Rafa stayed on 15 unforced errors, creating a significant difference in that segment considering how close the match was. Nadal committed two more forced errors (21 to 19), and we can say that those unforced mistakes cost Novak the triumph or at least a set. Over half of the points ended in the shortest area up to four strokes, and Nadal was 51-46 in front, despite hitting four service winners less than Novak. The Serb managed to compensate that shortage in the mid-range rallies (27-22), with all coming to those most extended exchanges where Rafa prevailed 15-11 to create that four points gap when the encounter saw the last stroke. Djokovic kicked off the action with a shaky service game, bringing it home after ten points and one break chance. He saved it with a service winner and opened a 40-0 lead in the second game, returning well and forcing Nadal’s errors with excellent down the line strokes.
Novak wasted the first break opportunity when his forehand landed long, and Nadal saved the other two to reach deuce before hitting two forced errors to suffer a break. The Serb confirmed the lead with three winners in game three and had more chances to steal Nadal’s serve and forge an even more significant gap. The Spaniard struggled to find the rhythm in the opening 25 minutes, although he repelled a break chance with a forehand winner right after the serve to bring the game home with the third service winner and get his name on the scoreboard. The fifth game was another extended one, and it was Nadal who was dangerous on the return, creating four break chances and seizing the last when Novak missed a backhand to get back on the positive side of the scoreboard.
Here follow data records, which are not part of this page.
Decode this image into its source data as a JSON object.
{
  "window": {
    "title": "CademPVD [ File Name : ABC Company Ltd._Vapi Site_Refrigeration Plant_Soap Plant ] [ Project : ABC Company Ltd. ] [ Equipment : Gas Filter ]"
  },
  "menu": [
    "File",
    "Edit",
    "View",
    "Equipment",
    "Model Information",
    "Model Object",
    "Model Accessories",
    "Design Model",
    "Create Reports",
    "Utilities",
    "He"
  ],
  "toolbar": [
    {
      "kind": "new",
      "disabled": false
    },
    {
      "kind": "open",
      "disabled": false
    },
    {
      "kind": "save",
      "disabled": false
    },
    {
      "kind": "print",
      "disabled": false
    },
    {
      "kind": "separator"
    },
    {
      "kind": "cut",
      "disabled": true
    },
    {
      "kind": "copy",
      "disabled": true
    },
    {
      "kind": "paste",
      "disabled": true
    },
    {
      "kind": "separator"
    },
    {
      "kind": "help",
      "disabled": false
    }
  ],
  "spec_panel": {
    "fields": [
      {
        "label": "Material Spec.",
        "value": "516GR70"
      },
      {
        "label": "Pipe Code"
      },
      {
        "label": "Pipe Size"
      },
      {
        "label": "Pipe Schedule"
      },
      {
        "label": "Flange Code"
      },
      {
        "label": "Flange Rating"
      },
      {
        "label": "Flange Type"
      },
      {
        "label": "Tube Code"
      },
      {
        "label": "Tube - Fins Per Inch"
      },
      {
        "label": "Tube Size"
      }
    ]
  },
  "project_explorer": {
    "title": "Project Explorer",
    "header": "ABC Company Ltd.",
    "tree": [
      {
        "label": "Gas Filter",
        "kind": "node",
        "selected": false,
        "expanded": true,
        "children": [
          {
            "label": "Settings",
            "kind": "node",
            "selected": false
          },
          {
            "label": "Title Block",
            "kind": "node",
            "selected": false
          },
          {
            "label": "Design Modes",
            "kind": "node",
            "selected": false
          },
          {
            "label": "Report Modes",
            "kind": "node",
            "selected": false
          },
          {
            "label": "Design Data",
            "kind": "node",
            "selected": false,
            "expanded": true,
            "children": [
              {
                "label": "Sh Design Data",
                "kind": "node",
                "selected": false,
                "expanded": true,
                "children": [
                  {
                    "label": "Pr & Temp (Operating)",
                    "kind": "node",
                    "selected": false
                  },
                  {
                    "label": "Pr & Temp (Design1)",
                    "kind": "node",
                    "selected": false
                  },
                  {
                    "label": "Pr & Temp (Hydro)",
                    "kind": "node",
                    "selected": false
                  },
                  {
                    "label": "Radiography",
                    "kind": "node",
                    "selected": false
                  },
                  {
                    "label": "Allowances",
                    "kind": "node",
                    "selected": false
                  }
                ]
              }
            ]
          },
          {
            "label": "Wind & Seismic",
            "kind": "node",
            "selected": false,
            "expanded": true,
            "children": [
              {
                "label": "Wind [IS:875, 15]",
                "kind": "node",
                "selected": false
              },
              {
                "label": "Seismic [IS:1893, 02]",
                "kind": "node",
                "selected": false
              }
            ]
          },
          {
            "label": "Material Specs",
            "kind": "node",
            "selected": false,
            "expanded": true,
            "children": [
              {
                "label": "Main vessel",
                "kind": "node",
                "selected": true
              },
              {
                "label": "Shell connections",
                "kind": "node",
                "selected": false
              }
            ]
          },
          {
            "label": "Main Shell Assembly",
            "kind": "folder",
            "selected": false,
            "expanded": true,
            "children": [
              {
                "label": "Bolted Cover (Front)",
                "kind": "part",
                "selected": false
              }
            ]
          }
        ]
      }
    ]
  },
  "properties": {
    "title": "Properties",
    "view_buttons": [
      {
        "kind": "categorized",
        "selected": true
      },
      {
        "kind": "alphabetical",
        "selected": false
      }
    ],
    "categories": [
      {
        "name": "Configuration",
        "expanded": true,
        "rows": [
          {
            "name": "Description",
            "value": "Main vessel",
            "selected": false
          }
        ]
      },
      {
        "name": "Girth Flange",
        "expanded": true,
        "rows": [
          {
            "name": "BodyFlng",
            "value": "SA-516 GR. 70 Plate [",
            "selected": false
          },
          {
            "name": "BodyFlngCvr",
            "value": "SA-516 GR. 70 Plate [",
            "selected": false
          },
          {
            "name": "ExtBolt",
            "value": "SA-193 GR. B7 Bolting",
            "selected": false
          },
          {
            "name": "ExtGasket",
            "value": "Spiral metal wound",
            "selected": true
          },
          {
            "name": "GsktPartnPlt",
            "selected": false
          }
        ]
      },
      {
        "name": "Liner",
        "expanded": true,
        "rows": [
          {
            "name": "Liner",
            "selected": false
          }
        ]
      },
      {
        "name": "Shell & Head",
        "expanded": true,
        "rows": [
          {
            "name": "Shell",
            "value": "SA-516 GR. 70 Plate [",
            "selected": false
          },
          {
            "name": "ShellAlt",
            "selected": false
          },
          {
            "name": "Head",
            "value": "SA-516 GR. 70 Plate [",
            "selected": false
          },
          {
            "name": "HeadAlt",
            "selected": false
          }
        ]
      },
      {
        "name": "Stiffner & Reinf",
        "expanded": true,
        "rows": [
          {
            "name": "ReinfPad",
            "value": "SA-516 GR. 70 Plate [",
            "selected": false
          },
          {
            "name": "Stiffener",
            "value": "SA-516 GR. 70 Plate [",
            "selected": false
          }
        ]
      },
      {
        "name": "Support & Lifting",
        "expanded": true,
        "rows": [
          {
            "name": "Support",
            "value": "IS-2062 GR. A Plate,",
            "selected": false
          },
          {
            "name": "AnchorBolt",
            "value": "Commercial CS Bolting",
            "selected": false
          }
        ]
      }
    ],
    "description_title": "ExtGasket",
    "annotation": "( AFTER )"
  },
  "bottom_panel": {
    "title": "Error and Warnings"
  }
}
Rafa leveled the score at 3-3 with three unreturned serves, happy with that scoreline as Djokovic had the upper hand in the opening games. They both found a nice rhythm in the following games, hitting many winners and reaching 5-5 without any problems.
The final two games were tight, with deuces, and servers bypassed the break chances to set up a tie break. Novak was 3-1, 4-3, 5-4 and 6-5 in front, earning that set point after taking a 13-stroke rally. Rafa denied it with a forehand winner after 18 shots and scored another mini-break with a deep return in the 13th point to move 7-6 ahead. He seized the set point with a service winner for 8-6 after a struggle that lasted 74 minutes! Pumped after the opening set outcome, Nadal landed three winners in the second set’s first game and broke Novak in the second game after his rival’s three errors. Still, Rafa got broken after a forced mistake in game three and allowed Djokovic to return to the level terms with three unreturned serves a few minutes later. After comfortable holds on both sides, Nadal had the opportunity to move in front once again, earning two break points in game eight.
Djokovic repelled the first after an eight-stroke rally and the second with a service winner before closing the game with a backhand winner to avoid the setback and send the pressure to the other side of the net. The ninth game started with a forehand winner from the Serb, and Nadal added three errors to get broken at love, leaving Djokovic to serve for the set and send the clash into a decider. One solid hold stood between Novak and the second set, but it wasn’t to be for him, as Rafa broke him on the third chance for more drama. Nadal went 40-0 up in the 11th game with three winners before Djokovic climbed back to deuce, only to lose the following two points that forced him to serve to stay in the match in the next game. At 30 all, Djokovic sent a volley long, and Nadal sealed the deal on his first match point after hitting a smash winner at the net, celebrating the first ATP title on grass and the 28th overall after just turning 22.